In a way, I’m delighted that Inside Job is now available free of charge, for all to see.
And in another way, I’m not.
Because I defy even the most benign among you to reach the end of this documentary feature film analysis of the crash of 2008 without wishing you had a gun.
On the face of it, 108 minutes of talking heads shouldn’t make for an Oscar winner. The drama, however, emanates not from the characters but from their damning words, as the causes and causers of Wall Street’s latest meltdown are nailed emphatically to the wall, in an expose of greed and hubris that will take you beyond anger.
That not one executive nor company has yet been brought to justice for their part in this fiasco raises serious questions about just how much daylight exists between law enforcement and Government in America and leaves we plebs having to savour the film’s minor triumphs of retribution:

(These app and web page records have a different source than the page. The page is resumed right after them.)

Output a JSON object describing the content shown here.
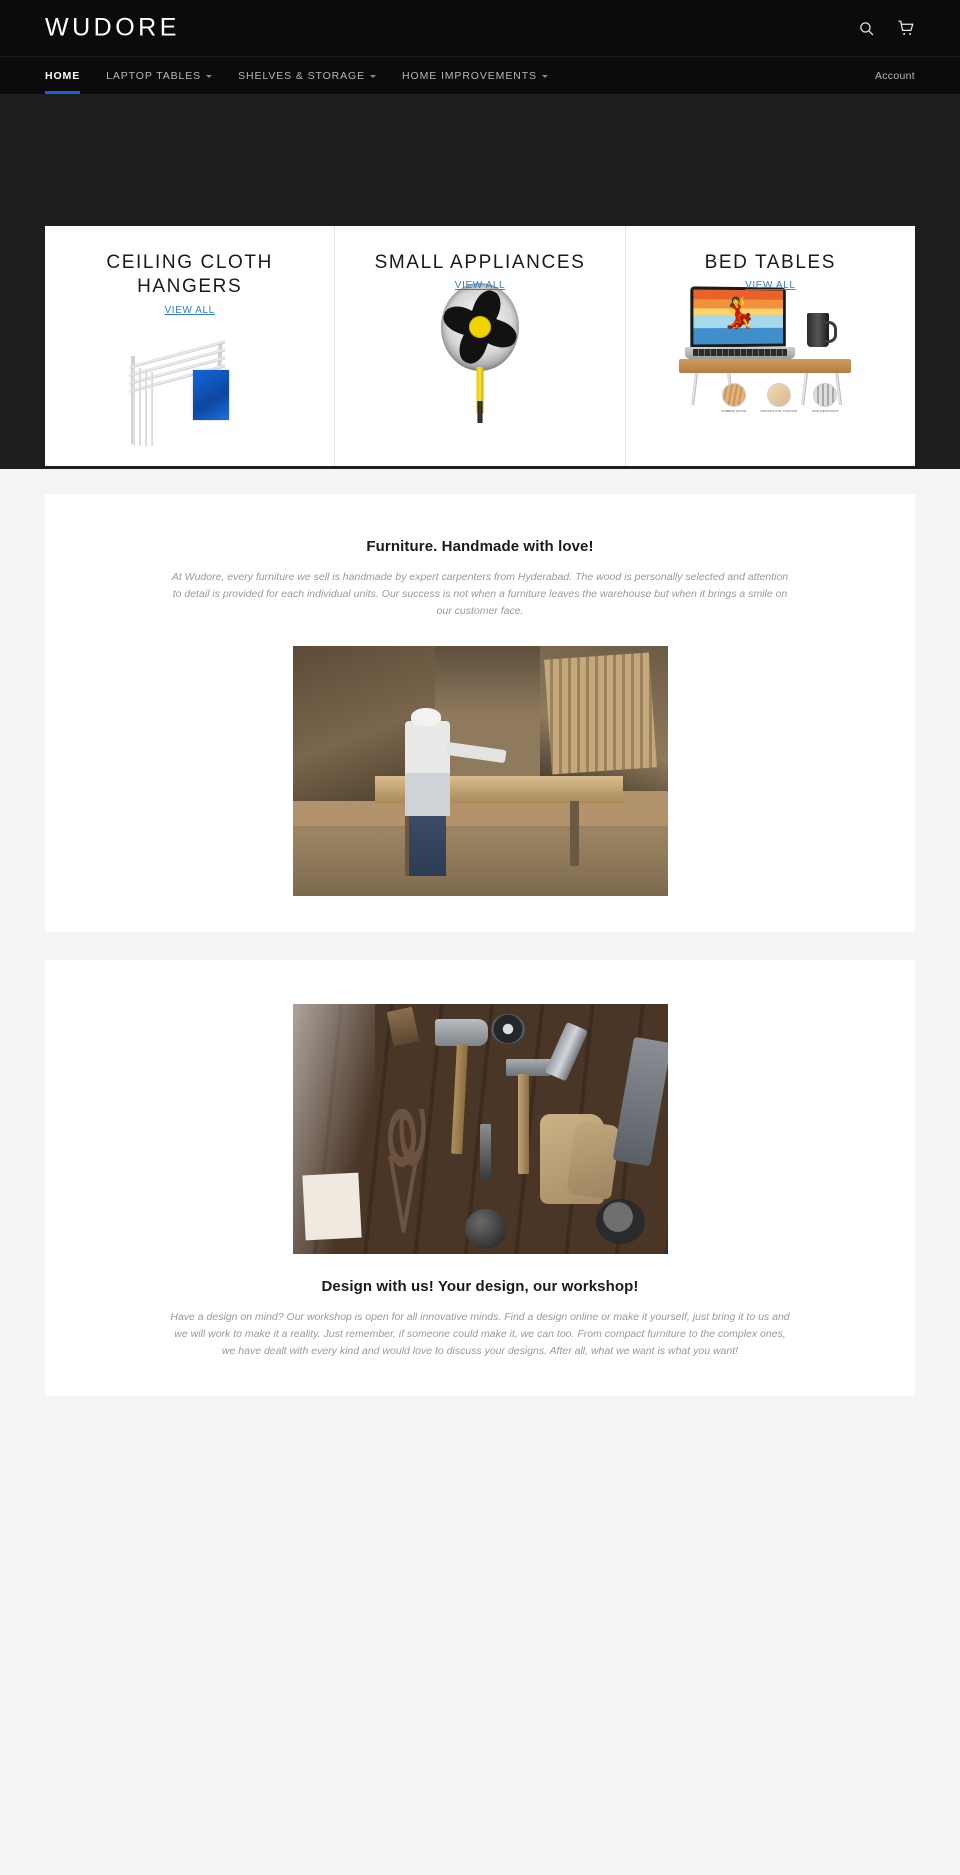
{
  "header": {
    "brand": "WUDORE",
    "search_icon": "search-icon",
    "cart_icon": "cart-icon"
  },
  "nav": {
    "items": [
      {
        "label": "Home",
        "has_dropdown": false,
        "active": true
      },
      {
        "label": "Laptop Tables",
        "has_dropdown": true,
        "active": false
      },
      {
        "label": "Shelves & Storage",
        "has_dropdown": true,
        "active": false
      },
      {
        "label": "Home Improvements",
        "has_dropdown": true,
        "active": false
      }
    ],
    "account_label": "Account",
    "active_underline_color": "#1d60d4"
  },
  "categories": {
    "link_color": "#2b7fd4",
    "cards": [
      {
        "title": "CEILING CLOTH HANGERS",
        "link_label": "VIEW ALL",
        "art": "ceiling-cloth-hanger-illustration"
      },
      {
        "title": "SMALL APPLIANCES",
        "link_label": "VIEW ALL",
        "art": "pedestal-fan-photo"
      },
      {
        "title": "BED TABLES",
        "link_label": "VIEW ALL",
        "art": "bed-table-with-laptop-photo",
        "swatches": [
          {
            "label": "RUBBER WOOD"
          },
          {
            "label": "PROTECTIVE COATING"
          },
          {
            "label": "SKID RESISTANT"
          }
        ]
      }
    ]
  },
  "sections": [
    {
      "heading": "Furniture. Handmade with love!",
      "text": "At Wudore, every furniture we sell is handmade by expert carpenters from Hyderabad. The wood is personally selected and attention to detail is provided for each individual units. Our success is not when a furniture leaves the warehouse but when it brings a smile on our customer face.",
      "image": "carpenter-working-in-workshop-photo"
    },
    {
      "heading": "Design with us! Your design, our workshop!",
      "text": "Have a design on mind? Our workshop is open for all innovative minds. Find a design online or make it yourself, just bring it to us and we will work to make it a reality. Just remember, if someone could make it, we can too. From compact furniture to the complex ones, we have dealt with every kind and would love to discuss your designs. After all, what we want is what you want!",
      "image": "vintage-hand-tools-flat-lay-photo"
    }
  ]
}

1. Mouse-like Columbia Business School Dean Glenn Hubbard’s laughable attempt to go all John Wayne on the interviewer (“Give it your best shot!!!” – at 1:31:55) as he begins to perceive the corner into which he’s being painted. Some men can carry off the all-guns-blazing approach: this isn’t one of them.
2. John Campbell, Chairman of Harvard’s Economics Dept (1:30:05 and 1:32:30) doing the best hapless Brit routine since Bertie Wooster. If I thought this was the sum total of my 15 minutes of fame, I might never leave the house again.
And at the end of what I thought might be a film that merely confirmed what we already suspected, there is a certain sting-in-the-tail. If America’s business and economics academics are as hand-in-hand with these Wall Street geniuses as Inside Job suggests, what’s to say we won’t be back here again in 10 years’ time, when the next batch of college graduates hit the Street?
It’s a sign of just how relentlessly infuriating this film is that its only note of optimism comes if you’re a woman of a certain age, as French finance minister Christine Lagarde ably demonstrates that grey hair need be no bar whatsoever to arousing a certain je ne sais quoi in the opposite sex. If Combe Inc is the next American corporate casualty, it may be the first in a while for which bankers can’t be held responsible.